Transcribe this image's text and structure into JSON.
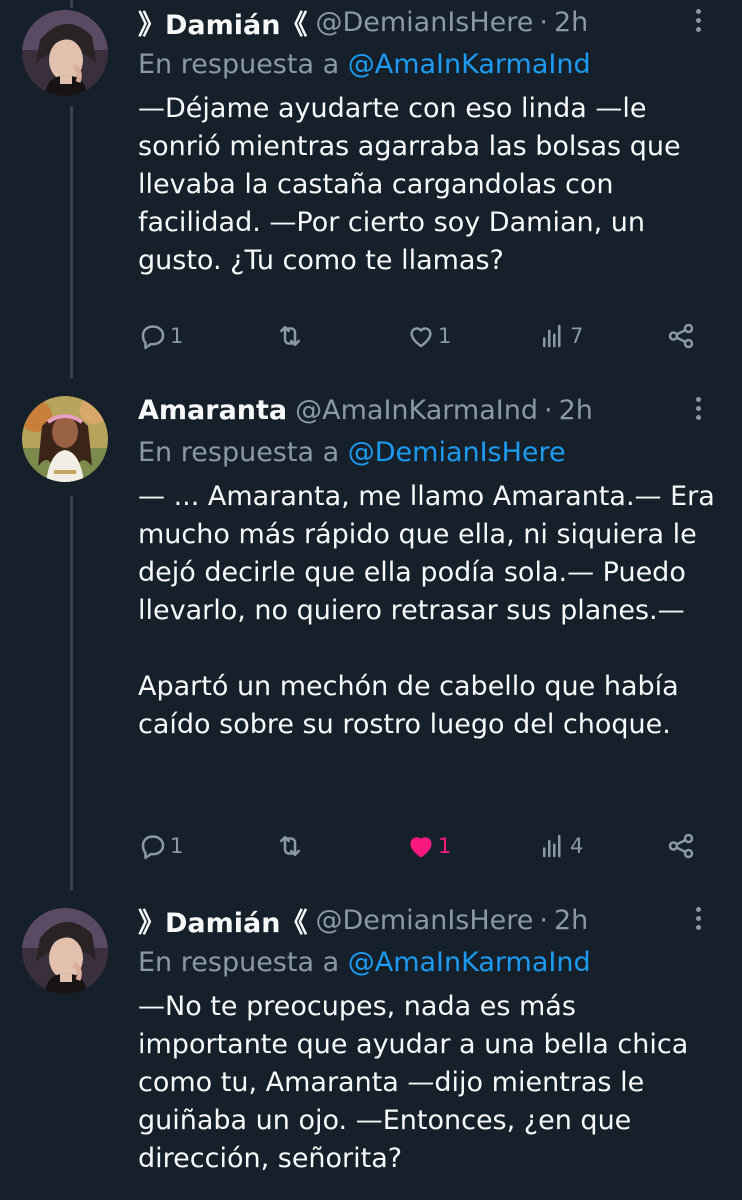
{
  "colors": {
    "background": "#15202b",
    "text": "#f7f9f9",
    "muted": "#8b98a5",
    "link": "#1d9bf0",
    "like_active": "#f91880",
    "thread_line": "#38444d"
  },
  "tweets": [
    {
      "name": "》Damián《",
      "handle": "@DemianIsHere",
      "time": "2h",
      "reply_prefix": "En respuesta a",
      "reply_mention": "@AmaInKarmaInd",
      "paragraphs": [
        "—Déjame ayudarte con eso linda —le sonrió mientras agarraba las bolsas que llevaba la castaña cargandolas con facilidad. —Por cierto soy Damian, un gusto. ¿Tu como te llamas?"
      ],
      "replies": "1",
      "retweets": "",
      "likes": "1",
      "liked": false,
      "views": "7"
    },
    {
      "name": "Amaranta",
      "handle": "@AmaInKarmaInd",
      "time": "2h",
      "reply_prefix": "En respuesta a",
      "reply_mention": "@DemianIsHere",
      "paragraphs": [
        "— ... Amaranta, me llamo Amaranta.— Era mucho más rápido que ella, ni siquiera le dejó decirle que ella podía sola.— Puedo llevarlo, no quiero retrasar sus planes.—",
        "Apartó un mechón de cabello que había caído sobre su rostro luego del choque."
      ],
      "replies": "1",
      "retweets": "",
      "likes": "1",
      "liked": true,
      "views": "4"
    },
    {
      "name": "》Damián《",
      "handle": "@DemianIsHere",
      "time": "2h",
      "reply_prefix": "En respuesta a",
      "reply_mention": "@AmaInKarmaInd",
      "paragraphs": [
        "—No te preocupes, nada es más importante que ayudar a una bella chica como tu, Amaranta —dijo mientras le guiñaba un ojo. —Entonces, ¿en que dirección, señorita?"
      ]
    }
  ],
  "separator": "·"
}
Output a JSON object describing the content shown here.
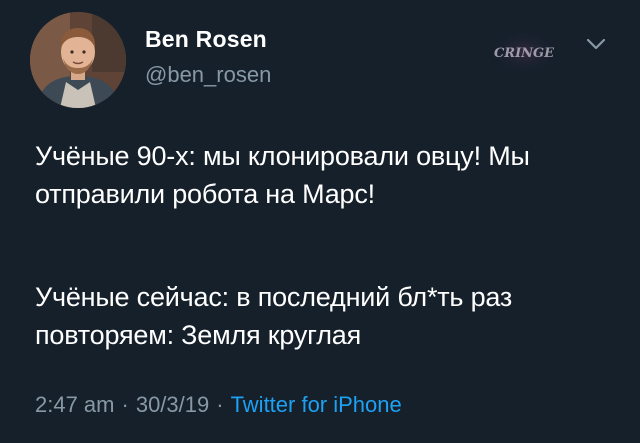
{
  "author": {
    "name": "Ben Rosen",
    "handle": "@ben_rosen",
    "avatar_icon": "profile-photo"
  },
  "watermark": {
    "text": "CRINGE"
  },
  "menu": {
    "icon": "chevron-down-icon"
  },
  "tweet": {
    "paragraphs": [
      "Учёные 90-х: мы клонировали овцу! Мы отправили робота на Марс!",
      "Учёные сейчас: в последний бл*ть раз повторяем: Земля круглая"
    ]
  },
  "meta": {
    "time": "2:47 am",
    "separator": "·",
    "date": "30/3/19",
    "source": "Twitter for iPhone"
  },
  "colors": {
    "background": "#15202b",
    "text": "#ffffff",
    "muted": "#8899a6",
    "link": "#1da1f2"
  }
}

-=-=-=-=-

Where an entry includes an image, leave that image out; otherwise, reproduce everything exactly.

◆ Exercise solution:
Transcribe this image's text and structure into JSON.
{
  "colors": {
    "background": "#15202b",
    "text": "#f7f9f9",
    "muted": "#8b98a5",
    "link": "#1d9bf0",
    "like_active": "#f91880",
    "thread_line": "#38444d"
  },
  "tweets": [
    {
      "name": "》Damián《",
      "handle": "@DemianIsHere",
      "time": "2h",
      "reply_prefix": "En respuesta a",
      "reply_mention": "@AmaInKarmaInd",
      "paragraphs": [
        "—Déjame ayudarte con eso linda —le sonrió mientras agarraba las bolsas que llevaba la castaña cargandolas con facilidad. —Por cierto soy Damian, un gusto. ¿Tu como te llamas?"
      ],
      "replies": "1",
      "retweets": "",
      "likes": "1",
      "liked": false,
      "views": "7"
    },
    {
      "name": "Amaranta",
      "handle": "@AmaInKarmaInd",
      "time": "2h",
      "reply_prefix": "En respuesta a",
      "reply_mention": "@DemianIsHere",
      "paragraphs": [
        "— ... Amaranta, me llamo Amaranta.— Era mucho más rápido que ella, ni siquiera le dejó decirle que ella podía sola.— Puedo llevarlo, no quiero retrasar sus planes.—",
        "Apartó un mechón de cabello que había caído sobre su rostro luego del choque."
      ],
      "replies": "1",
      "retweets": "",
      "likes": "1",
      "liked": true,
      "views": "4"
    },
    {
      "name": "》Damián《",
      "handle": "@DemianIsHere",
      "time": "2h",
      "reply_prefix": "En respuesta a",
      "reply_mention": "@AmaInKarmaInd",
      "paragraphs": [
        "—No te preocupes, nada es más importante que ayudar a una bella chica como tu, Amaranta —dijo mientras le guiñaba un ojo. —Entonces, ¿en que dirección, señorita?"
      ]
    }
  ],
  "separator": "·"
}
Output a JSON object describing the content shown here.
{
  "author": {
    "name": "Ben Rosen",
    "handle": "@ben_rosen",
    "avatar_icon": "profile-photo"
  },
  "watermark": {
    "text": "CRINGE"
  },
  "menu": {
    "icon": "chevron-down-icon"
  },
  "tweet": {
    "paragraphs": [
      "Учёные 90-х: мы клонировали овцу! Мы отправили робота на Марс!",
      "Учёные сейчас: в последний бл*ть раз повторяем: Земля круглая"
    ]
  },
  "meta": {
    "time": "2:47 am",
    "separator": "·",
    "date": "30/3/19",
    "source": "Twitter for iPhone"
  },
  "colors": {
    "background": "#15202b",
    "text": "#ffffff",
    "muted": "#8899a6",
    "link": "#1da1f2"
  }
}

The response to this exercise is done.